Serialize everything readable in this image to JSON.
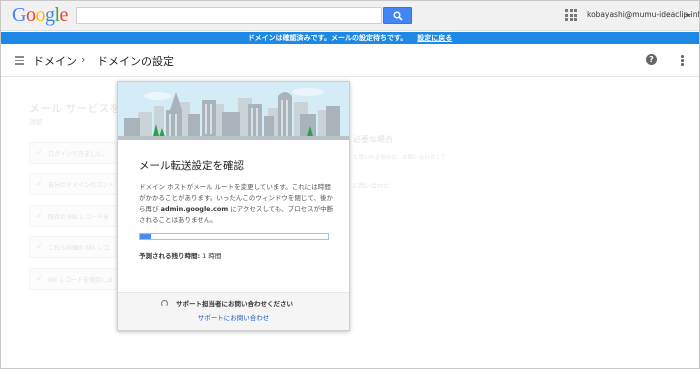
{
  "gbar": {
    "logo_letters": [
      {
        "ch": "G",
        "color": "#4285f4"
      },
      {
        "ch": "o",
        "color": "#ea4335"
      },
      {
        "ch": "o",
        "color": "#fbbc05"
      },
      {
        "ch": "g",
        "color": "#4285f4"
      },
      {
        "ch": "l",
        "color": "#34a853"
      },
      {
        "ch": "e",
        "color": "#ea4335"
      }
    ],
    "search_value": "",
    "search_icon": "search-icon",
    "apps_icon": "apps-grid-icon",
    "account": "kobayashi@mumu-ideaclip.info"
  },
  "notice": {
    "text": "ドメインは確認済みです。メールの設定待ちです。",
    "link": "設定に戻る",
    "color": "#1e88e5"
  },
  "header": {
    "breadcrumb_1": "ドメイン",
    "separator": "›",
    "breadcrumb_2": "ドメインの設定",
    "help_glyph": "?"
  },
  "background": {
    "title": "メール サービスを",
    "detail_link": "詳細",
    "steps": [
      "ログインできました。",
      "自分のドメインのコント",
      "既存の MX レコードを",
      "これらの値の MX レコ",
      "MX レコードを保存しま"
    ],
    "right_title": "必要な場合",
    "right_line": "と思われる場合は、お問い合わせくだ",
    "right_link": "に問い合わせ"
  },
  "dialog": {
    "title": "メール転送設定を確認",
    "body_1": "ドメイン ホストがメール ルートを変更しています。これには時間がかかることがあります。いったんこのウィンドウを閉じて、後から再び ",
    "body_bold": "admin.google.com",
    "body_2": " にアクセスしても、プロセスが中断されることはありません。",
    "progress_percent": 6,
    "eta_label": "予測される残り時間:",
    "eta_value": " 1 時間",
    "support_text": "サポート担当者にお問い合わせください",
    "support_link": "サポートにお問い合わせ",
    "accent_color": "#4a8af4"
  }
}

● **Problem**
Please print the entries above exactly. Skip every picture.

● **Response box**
Serialize everything readable in this image to JSON.
{
  "gbar": {
    "logo_letters": [
      {
        "ch": "G",
        "color": "#4285f4"
      },
      {
        "ch": "o",
        "color": "#ea4335"
      },
      {
        "ch": "o",
        "color": "#fbbc05"
      },
      {
        "ch": "g",
        "color": "#4285f4"
      },
      {
        "ch": "l",
        "color": "#34a853"
      },
      {
        "ch": "e",
        "color": "#ea4335"
      }
    ],
    "search_value": "",
    "search_icon": "search-icon",
    "apps_icon": "apps-grid-icon",
    "account": "kobayashi@mumu-ideaclip.info"
  },
  "notice": {
    "text": "ドメインは確認済みです。メールの設定待ちです。",
    "link": "設定に戻る",
    "color": "#1e88e5"
  },
  "header": {
    "breadcrumb_1": "ドメイン",
    "separator": "›",
    "breadcrumb_2": "ドメインの設定",
    "help_glyph": "?"
  },
  "background": {
    "title": "メール サービスを",
    "detail_link": "詳細",
    "steps": [
      "ログインできました。",
      "自分のドメインのコント",
      "既存の MX レコードを",
      "これらの値の MX レコ",
      "MX レコードを保存しま"
    ],
    "right_title": "必要な場合",
    "right_line": "と思われる場合は、お問い合わせくだ",
    "right_link": "に問い合わせ"
  },
  "dialog": {
    "title": "メール転送設定を確認",
    "body_1": "ドメイン ホストがメール ルートを変更しています。これには時間がかかることがあります。いったんこのウィンドウを閉じて、後から再び ",
    "body_bold": "admin.google.com",
    "body_2": " にアクセスしても、プロセスが中断されることはありません。",
    "progress_percent": 6,
    "eta_label": "予測される残り時間:",
    "eta_value": " 1 時間",
    "support_text": "サポート担当者にお問い合わせください",
    "support_link": "サポートにお問い合わせ",
    "accent_color": "#4a8af4"
  }
}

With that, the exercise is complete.